Not only can its residents find out what activities are on the schedule or turn off the apartment lights, but also its staff can better monitor them, said Larry Carlson, president and chief executive officer.”It’s going to take some time for all of us to get accustomed to it, but I think it’s a great idea,” said Harriet Muir, 82, who lives with her husband, Bob, at United Methodist’s Bristol Glen community in Newton, Sussex County. 

Moody, 62, lives in Raleigh with his wife, Katherine. They have three adult daughters, Kelsey, Kristin and Kourtney. And their initials formed the name K4Connect.

Moody met for an hour recently with the Asbury Park Press and USA TODAY NETWORK New Jersey at the Stay Gold & Lounge in Belmar. It was steps away from St. Rose, where Moody remembers hitchhiking so that he didn’t have to get up early to catch the bus.

He talked about growing up at the Shore, nearly dropping out of college, leading a company that would be sold to Apple for $400 million and his bid to prove capitalism and technology can be put to use for the social good.

Here are the highlights:

1. Tough times.

Moody’s father was a typewriter salesman who ran into financial trouble and eventually opened the Time Out Tavern in Lake Como. (It became Paddy McDonald’s Ale House before being demolished for single-family homes.)

Moody chipped in, working as a caddie at Spring Lake Country Club and helping at Acme.

“I don’t regret it,” Moody said. “I had super great parents. They just ran into hard financial times. It gave me a good work ethic. I’m not particularly bright, but I work really hard. And I’m not being modest. I have actually the college grades to (prove it).”

2. Back to Acme?

Moody went to North Carolina State University, where he had family nearby. He eventually studied industrial and systems engineering, but during his freshman year, he called his dad and said he wanted to drop out.

“He said, ‘Scott, just do what you can to graduate, I’ll try to help you,'” Moody said. “But he said, ‘If you get a degree and you decide to work at Acme, you can do that. But if you do that and three years from now you decide to do something else, you can’t. look at me.'”

“I thought if this is that important to him, it should be more important to me,” Moody said.

“I ended up staying in school.”

3. Yes, that Touch ID

Moody moved to Melbourne, Florida, to take a job at Harris Semiconductor, where he eventually shepherded a project to make a fingerprint sensor out of silicon.

He and his group eventually spun off and called the new company AuthenTec. The company went public in 2007. It continued to invest in research and development during the recession. And it was sold to Apple in 2012 for $356 million.

Apple used the product to create Touch ID for its smart phones. And Moody, then 55, was ready to retire.

“I was burnt out, I was crisped, swore I would never work again, double swore I would particularly not do a start up,” he said. “It’s so much work.”

4. Back to work

When Moody returned from his trip to Rwanda, he met Johnathon Gould, who was trying to develop a system that could integrate technology that had different applications.

Soon after, Moody met Eric Braun, an advocate for the homeless who lived with a disability that gave him a unique perspective: He only had so many good steps in a given day; how would he use them?

Moody and Gould thought their technology could help.
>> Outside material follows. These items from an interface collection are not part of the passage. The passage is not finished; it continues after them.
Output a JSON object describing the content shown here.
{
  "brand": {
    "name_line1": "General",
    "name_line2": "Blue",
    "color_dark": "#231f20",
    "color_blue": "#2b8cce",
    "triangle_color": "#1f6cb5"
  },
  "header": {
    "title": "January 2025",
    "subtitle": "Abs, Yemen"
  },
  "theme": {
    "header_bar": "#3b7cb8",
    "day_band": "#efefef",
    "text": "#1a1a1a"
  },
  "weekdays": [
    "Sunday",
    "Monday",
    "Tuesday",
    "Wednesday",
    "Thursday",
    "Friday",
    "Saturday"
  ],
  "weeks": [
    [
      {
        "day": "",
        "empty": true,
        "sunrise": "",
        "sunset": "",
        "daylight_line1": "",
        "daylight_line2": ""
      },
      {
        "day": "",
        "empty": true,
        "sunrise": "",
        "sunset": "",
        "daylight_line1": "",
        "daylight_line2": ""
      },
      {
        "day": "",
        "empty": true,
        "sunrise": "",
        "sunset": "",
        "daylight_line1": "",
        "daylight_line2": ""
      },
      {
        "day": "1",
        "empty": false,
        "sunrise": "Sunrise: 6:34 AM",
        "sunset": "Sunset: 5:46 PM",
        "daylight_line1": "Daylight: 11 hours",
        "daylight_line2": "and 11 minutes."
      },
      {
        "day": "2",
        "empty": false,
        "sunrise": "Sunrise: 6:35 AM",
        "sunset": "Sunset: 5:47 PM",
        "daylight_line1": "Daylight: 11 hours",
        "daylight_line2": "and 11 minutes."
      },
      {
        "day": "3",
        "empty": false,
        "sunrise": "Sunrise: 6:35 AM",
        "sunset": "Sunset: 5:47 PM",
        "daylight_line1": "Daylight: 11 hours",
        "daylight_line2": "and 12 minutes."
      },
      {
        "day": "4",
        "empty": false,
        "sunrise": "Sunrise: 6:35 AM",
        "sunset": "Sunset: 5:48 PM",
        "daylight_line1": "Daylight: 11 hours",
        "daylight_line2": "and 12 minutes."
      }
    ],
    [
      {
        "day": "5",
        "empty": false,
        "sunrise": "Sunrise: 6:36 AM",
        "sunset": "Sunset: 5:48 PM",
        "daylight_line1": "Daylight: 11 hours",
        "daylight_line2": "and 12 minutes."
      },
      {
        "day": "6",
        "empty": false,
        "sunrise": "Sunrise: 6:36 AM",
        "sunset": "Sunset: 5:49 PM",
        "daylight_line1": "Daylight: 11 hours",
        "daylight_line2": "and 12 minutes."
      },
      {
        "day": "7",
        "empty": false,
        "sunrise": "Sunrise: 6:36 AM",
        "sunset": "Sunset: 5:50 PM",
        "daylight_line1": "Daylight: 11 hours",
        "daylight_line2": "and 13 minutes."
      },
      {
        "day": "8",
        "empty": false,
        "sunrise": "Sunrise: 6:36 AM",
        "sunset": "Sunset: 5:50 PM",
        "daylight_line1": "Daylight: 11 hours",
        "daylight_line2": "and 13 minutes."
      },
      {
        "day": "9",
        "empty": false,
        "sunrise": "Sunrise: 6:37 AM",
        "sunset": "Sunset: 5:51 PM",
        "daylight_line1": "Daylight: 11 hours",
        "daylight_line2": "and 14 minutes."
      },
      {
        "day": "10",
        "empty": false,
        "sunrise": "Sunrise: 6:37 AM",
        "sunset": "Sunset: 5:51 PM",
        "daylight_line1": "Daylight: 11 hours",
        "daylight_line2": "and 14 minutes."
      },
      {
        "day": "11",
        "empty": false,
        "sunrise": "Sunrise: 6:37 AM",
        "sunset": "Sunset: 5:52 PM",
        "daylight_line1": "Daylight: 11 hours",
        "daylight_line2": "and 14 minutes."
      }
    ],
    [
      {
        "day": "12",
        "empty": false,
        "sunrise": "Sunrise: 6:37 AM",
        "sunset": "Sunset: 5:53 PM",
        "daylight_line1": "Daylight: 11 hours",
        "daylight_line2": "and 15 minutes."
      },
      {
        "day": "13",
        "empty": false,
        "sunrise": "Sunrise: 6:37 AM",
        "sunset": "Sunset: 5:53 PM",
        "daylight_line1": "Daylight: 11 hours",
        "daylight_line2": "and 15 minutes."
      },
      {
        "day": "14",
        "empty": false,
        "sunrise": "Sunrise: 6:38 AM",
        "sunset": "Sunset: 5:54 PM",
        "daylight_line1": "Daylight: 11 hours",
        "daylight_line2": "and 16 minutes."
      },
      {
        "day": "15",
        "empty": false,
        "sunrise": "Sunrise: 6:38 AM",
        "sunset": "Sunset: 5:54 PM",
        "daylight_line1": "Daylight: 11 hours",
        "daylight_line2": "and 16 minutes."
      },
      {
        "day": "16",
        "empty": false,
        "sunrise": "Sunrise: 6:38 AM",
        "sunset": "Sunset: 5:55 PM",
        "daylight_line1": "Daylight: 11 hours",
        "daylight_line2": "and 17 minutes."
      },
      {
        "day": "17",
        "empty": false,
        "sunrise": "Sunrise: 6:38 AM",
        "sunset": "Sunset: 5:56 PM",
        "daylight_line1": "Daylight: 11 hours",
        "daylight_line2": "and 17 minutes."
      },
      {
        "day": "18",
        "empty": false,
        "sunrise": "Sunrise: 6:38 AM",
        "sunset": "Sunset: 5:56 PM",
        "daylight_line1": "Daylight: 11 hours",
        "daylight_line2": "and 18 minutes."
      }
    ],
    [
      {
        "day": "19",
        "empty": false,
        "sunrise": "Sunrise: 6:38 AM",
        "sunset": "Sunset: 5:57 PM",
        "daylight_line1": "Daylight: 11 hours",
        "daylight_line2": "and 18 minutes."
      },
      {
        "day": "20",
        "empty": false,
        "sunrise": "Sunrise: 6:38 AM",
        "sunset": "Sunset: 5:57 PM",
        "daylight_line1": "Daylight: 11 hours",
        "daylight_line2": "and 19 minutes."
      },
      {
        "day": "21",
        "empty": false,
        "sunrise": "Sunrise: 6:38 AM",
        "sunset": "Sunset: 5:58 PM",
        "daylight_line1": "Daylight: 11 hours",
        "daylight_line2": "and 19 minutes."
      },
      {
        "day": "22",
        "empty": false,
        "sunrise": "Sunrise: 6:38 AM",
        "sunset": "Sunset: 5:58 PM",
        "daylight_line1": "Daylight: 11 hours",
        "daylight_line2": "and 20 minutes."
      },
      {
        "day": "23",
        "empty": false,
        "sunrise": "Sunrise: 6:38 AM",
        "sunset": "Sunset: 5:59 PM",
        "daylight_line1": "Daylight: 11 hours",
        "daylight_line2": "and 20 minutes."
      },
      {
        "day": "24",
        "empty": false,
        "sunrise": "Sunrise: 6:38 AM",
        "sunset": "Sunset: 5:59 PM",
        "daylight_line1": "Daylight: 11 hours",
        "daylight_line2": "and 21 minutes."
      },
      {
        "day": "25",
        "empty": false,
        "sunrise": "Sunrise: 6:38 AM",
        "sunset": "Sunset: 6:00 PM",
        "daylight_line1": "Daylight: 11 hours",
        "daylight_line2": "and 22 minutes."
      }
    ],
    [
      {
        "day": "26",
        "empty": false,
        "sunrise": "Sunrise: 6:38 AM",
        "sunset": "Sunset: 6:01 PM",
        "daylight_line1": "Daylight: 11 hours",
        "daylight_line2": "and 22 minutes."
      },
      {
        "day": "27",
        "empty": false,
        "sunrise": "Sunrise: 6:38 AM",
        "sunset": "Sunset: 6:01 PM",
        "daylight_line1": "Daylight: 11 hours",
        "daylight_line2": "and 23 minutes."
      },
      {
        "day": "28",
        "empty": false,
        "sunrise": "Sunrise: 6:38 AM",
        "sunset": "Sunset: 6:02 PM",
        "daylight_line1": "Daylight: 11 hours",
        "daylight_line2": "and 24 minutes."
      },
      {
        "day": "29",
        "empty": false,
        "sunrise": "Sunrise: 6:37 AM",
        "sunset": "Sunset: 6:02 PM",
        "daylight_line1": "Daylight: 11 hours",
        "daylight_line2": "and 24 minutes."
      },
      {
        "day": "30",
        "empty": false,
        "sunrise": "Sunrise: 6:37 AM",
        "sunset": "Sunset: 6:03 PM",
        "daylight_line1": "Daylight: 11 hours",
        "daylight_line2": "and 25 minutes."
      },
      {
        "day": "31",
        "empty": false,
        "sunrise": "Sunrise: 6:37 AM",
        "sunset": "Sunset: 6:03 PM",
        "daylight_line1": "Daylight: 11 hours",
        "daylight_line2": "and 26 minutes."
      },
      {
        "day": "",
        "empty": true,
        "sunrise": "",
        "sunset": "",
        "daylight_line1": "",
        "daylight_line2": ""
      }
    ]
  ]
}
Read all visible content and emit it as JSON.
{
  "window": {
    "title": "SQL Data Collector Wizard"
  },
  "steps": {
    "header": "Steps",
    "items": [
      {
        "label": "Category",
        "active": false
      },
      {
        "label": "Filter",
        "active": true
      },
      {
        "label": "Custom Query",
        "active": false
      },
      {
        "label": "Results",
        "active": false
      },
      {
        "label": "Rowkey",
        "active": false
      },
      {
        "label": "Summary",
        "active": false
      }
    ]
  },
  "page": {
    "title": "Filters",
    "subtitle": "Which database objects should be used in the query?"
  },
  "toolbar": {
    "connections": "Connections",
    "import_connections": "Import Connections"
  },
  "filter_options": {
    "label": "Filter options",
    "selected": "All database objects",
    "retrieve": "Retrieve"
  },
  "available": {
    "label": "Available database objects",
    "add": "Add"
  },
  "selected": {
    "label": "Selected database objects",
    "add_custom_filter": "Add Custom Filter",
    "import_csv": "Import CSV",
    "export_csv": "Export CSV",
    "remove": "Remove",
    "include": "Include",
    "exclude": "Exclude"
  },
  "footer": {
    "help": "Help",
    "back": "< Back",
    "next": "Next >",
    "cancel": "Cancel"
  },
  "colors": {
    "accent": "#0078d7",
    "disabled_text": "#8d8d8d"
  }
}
Moody returned home and told his wife about it, raising the possibility that he would spend all of their money bringing it to market.

“I don’t think God called us to spend 20 percent of our wealth and if it didn’t work out, go back to a happy retirement,” he said. “I’m going to go all in, I’m going to lose all our money and I’m going to have to get a regular job.”

“Katherine is unbelievably supportive,” he said. “A much nicer and better person than I am. So we went forward. It turns out it’s an exceedingly big market, it’s completely under-served by technology and we subsequently raised $27 million from (investors).”

5.The bottom line

How do you square Wall Street’s thirst for profits with Moody’s goal? 

Moody is putting it to the test.

“I do think the purpose of any business is to serve others,” he said. “And If you do that well in our capitalist society there is benefit associated with that financially. But it’s not just to make money. Honestly, that’s not always how people look at it.”